The C643DH, classed by Alco as ithe DL-643, was produced in the
early fall of 1964 as the builder manufactured a set of three for
Southern Pacific who, like rival Union Pacific, often tested big
horsepower in an attempt to see if they could reduce the number of locomotives needed
per train. The SP took this a step a bit further by testing diesel hydraulic
designs during the 1960s, which included Alco's design (the railroad also acquired or purchased new 21 German-built, Krauss-Maffei ML-4000s). The C643DH could produce 4,300 horsepower using two 251C model prime movers rated at 2,100 horsepower each. Unlike the C855 which used four B-B trucks, the C64H carried two, standard C-C trucks and
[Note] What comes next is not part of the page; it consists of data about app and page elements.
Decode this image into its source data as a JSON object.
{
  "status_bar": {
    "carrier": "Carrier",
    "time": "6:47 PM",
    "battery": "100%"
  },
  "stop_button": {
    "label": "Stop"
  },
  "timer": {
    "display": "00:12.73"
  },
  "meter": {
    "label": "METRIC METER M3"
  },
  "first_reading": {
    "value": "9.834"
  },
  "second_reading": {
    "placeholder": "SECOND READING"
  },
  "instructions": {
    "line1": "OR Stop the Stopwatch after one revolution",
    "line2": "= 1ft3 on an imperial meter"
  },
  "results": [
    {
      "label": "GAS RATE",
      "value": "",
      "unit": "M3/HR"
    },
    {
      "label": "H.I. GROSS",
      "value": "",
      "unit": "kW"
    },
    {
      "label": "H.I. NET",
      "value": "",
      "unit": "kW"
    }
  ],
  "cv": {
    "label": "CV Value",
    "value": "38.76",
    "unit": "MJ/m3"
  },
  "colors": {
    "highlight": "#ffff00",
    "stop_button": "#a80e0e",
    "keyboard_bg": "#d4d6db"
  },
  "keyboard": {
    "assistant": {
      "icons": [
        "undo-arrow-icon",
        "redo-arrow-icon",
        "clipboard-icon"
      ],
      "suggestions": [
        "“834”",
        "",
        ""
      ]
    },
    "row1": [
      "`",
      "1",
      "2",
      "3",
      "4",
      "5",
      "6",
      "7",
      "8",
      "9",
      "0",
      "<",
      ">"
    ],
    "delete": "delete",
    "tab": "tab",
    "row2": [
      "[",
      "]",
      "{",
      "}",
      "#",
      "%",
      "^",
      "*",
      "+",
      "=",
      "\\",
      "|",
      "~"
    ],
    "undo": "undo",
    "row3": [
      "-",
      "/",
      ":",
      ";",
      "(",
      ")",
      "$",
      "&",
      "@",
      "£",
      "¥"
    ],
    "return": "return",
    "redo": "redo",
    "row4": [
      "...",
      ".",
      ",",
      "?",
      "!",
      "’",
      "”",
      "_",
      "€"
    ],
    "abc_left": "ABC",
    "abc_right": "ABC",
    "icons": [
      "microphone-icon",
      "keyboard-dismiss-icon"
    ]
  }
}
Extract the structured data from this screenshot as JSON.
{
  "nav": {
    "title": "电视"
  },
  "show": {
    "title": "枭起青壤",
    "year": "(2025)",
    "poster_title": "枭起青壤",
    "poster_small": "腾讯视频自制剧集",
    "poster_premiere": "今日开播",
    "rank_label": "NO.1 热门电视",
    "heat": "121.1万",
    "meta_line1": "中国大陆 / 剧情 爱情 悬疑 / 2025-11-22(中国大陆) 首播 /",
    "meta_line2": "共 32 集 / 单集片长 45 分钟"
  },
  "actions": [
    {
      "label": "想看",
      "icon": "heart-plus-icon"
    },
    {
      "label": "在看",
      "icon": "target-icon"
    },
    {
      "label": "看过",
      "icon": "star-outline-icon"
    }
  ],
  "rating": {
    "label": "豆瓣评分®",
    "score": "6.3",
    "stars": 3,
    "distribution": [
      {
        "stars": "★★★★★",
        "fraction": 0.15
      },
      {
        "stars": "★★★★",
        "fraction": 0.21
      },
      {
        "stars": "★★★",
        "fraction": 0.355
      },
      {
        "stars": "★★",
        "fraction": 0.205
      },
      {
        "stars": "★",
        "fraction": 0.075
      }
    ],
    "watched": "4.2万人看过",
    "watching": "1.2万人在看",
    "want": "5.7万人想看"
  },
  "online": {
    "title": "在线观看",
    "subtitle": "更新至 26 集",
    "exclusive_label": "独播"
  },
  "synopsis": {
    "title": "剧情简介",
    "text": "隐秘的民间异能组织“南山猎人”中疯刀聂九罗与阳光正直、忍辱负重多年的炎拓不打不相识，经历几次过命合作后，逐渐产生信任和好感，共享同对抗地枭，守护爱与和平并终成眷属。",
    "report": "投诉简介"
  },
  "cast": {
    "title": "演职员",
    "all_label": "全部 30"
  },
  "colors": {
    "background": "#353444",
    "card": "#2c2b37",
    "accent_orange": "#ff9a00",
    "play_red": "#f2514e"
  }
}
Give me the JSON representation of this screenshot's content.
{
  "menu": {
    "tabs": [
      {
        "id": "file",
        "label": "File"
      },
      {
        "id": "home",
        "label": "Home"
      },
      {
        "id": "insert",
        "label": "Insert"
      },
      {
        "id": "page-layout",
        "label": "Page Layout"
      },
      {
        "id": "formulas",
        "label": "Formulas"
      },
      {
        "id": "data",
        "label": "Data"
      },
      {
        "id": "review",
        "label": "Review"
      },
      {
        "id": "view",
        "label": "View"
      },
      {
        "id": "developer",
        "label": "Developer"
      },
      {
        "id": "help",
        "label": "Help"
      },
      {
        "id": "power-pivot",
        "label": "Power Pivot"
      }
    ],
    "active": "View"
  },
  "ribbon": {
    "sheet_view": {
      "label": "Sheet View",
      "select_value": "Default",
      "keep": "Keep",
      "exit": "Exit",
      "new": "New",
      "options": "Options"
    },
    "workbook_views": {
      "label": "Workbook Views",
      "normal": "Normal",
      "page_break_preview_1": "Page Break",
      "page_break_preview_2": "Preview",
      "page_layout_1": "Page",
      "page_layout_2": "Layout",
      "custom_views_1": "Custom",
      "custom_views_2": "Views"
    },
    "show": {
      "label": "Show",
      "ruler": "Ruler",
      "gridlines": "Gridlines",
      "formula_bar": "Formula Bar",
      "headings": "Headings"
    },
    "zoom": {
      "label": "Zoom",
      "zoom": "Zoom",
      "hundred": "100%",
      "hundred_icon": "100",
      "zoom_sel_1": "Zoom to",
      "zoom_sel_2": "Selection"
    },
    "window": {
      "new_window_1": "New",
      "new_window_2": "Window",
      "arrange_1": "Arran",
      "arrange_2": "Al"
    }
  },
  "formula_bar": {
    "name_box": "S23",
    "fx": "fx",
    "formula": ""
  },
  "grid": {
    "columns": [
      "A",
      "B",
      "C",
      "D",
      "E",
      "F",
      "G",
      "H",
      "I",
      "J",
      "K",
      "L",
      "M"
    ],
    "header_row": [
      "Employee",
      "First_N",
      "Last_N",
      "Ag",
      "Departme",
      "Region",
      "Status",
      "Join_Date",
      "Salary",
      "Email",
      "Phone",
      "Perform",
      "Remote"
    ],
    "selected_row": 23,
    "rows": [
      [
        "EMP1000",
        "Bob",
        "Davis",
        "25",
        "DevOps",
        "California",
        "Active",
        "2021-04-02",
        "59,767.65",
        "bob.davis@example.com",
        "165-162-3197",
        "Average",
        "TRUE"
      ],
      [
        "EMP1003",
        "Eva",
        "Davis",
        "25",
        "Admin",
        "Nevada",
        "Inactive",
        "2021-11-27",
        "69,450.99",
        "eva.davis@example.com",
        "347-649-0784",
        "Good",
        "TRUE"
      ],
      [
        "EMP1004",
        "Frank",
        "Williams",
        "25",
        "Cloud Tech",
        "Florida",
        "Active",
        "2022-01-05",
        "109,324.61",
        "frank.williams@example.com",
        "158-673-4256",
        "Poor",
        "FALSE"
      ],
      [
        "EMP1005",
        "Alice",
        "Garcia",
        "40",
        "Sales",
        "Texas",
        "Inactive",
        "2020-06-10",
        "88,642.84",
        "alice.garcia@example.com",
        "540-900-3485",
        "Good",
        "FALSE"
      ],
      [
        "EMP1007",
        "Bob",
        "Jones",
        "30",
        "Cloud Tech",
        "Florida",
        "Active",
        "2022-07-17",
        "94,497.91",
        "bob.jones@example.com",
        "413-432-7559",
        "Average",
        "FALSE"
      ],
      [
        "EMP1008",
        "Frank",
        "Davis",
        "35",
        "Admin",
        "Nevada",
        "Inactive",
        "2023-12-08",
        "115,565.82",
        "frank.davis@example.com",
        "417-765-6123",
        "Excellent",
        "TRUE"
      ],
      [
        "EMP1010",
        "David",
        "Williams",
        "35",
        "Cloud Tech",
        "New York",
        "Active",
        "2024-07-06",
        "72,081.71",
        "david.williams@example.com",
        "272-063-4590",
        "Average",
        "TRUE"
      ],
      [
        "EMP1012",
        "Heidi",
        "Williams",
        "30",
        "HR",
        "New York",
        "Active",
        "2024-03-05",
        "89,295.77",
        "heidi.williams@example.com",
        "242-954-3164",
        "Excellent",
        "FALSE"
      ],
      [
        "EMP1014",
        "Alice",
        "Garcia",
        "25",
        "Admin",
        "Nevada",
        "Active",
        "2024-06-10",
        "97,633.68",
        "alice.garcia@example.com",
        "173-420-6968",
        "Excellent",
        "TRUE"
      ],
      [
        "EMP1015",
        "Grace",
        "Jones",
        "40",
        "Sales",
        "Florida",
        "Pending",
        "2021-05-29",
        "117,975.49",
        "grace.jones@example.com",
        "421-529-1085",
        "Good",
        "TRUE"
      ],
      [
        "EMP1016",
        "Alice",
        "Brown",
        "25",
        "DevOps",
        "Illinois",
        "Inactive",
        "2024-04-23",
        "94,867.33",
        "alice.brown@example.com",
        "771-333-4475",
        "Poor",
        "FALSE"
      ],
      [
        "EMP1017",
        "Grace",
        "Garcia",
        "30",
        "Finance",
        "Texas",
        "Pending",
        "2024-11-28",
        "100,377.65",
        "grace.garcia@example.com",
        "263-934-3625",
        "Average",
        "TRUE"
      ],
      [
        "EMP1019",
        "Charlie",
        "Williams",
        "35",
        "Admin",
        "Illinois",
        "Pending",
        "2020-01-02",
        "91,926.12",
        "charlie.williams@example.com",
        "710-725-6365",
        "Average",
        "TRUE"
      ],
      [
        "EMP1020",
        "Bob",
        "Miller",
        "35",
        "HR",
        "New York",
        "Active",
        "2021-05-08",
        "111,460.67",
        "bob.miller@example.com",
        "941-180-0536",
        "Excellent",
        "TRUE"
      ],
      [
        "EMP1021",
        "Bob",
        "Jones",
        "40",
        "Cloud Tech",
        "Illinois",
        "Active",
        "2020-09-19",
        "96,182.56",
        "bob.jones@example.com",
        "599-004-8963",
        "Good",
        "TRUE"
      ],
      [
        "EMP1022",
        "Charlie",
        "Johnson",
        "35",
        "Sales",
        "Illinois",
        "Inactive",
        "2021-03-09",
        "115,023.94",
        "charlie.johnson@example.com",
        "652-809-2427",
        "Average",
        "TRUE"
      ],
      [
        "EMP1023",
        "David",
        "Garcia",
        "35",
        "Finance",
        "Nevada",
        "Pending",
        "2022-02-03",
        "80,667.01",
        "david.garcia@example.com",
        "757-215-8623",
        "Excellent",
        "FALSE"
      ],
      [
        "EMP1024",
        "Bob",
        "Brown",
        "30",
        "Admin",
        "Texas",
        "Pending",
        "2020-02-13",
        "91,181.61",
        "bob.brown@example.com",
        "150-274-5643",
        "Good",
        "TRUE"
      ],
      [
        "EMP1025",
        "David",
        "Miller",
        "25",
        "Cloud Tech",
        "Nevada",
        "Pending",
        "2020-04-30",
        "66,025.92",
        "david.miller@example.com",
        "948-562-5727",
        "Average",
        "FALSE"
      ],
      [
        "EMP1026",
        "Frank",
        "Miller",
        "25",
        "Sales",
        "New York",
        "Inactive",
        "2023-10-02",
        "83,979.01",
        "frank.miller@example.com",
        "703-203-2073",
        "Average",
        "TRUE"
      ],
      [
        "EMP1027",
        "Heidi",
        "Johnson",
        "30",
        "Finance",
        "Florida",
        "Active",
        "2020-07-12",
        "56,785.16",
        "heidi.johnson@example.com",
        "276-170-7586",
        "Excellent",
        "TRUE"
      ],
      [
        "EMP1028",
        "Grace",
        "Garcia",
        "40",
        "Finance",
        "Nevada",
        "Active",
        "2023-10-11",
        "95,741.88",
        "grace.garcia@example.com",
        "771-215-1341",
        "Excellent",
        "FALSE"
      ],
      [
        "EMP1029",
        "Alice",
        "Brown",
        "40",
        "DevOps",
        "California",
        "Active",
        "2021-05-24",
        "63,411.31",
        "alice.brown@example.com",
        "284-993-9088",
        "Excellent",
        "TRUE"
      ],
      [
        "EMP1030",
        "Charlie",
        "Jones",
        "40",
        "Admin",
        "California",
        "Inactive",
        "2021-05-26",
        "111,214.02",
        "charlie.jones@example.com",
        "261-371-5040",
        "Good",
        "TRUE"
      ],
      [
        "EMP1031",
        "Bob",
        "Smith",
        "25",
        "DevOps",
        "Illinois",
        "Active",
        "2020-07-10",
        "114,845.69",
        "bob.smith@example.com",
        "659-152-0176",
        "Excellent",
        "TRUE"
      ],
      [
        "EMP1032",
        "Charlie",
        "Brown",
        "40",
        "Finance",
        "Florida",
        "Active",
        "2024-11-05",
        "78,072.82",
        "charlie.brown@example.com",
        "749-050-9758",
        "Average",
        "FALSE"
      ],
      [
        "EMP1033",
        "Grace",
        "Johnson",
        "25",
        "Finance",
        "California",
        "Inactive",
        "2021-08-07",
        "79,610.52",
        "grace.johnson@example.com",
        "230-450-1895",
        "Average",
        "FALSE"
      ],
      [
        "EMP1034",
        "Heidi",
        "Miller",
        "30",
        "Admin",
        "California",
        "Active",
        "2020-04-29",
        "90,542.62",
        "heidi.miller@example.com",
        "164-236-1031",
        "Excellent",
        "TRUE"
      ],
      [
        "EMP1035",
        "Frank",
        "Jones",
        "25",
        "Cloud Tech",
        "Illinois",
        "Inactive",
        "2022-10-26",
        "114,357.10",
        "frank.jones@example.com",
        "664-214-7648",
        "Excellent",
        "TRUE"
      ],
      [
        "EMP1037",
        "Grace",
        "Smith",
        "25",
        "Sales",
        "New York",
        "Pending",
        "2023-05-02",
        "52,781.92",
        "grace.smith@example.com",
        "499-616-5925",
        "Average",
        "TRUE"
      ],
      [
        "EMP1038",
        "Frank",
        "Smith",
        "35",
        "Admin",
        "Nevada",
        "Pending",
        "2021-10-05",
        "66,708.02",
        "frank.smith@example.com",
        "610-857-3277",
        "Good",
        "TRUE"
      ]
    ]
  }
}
weighed much less at only 378,000 pounds (interestingly, at 189 tons the
model even weighed less than its six-axle Century line which topped out at over 200 tons).
As you might expect, the C643DH was not a standard model in Alco's catalog although the company would certainly build and test any type of experimental locomotive a railroad requested. Internally, the C643DH was basically two C628s merged together. The model used traction motors (model 752) from General Electric although its main generator was produced by Voith Hydraulic, its notable characteristic. Additionally, air components came from Westinghouse (brakes and compressor). The locomotive was one of the longest the company ever produced (the C855 ranked first in this category) at nearly 75 feet, 10 inches and was capable of producing an incredible 95,000 pounds of tractive effort, on par with some of the largest and most powerful steam locomotives ever built.
Only three C643DHs were ultimately constructed for Southern Pacific, originally
numbered #9018-#9020 (the railroad later classed them as #9150–#9152 and
finally #9800-#9802). Unfortunately, the locomotive was not particularly
successful. First, the diesel hydraulic transmission performed poorly
and due to the fact that it was foreign-made meant parts were
expensive and took time to arrive. Other issues evolved around a lack of proper research and development, similar to the C855. As a result, the '643s experienced numerous problems and trouble-shooting issues while in service,
particularly in regards with the two prime movers functioning as one (timing issues). Because of the locomotives' problems, crews came to loathe operating them, which provided for an incredibly jarring ride. Dissatisfied with their performance Espee pulled the group from service after less than ten years and all were retired
by 1973. Interestingly, UP had scrapped their fleet of C855s a year earlier
in 1972. For more information about the C643DH please click here.
The Century Line
|C-643DH||3 (Built For SP)||1964||4,300|
|C-855||3 (Built For UP)||1964||5,500|
For a comprehensive look at the American Locomotive Company and all of
the motive power types it built from steam, diesel, to electrics
consider the book Alco Locomotives by Brian Solomon. Covering
more than 175 pages Mr. Solomon's book details the history of Alco from
its esteemed 4-6-4 Hudsons and 4-6-6-4 Challengers to vaunted RS and PA
series diesel locomotives. If you have any interest in Alco this book
is a must have! Also consider Mike Schafer's Vintage Diesel Locomotives which looks at virtually all of the classic builders and models
from Alco PAs to early EMD Geeps. To read more about other Century models please visit the Diesel Locomotives section of the site, which can be reached from the top of this page.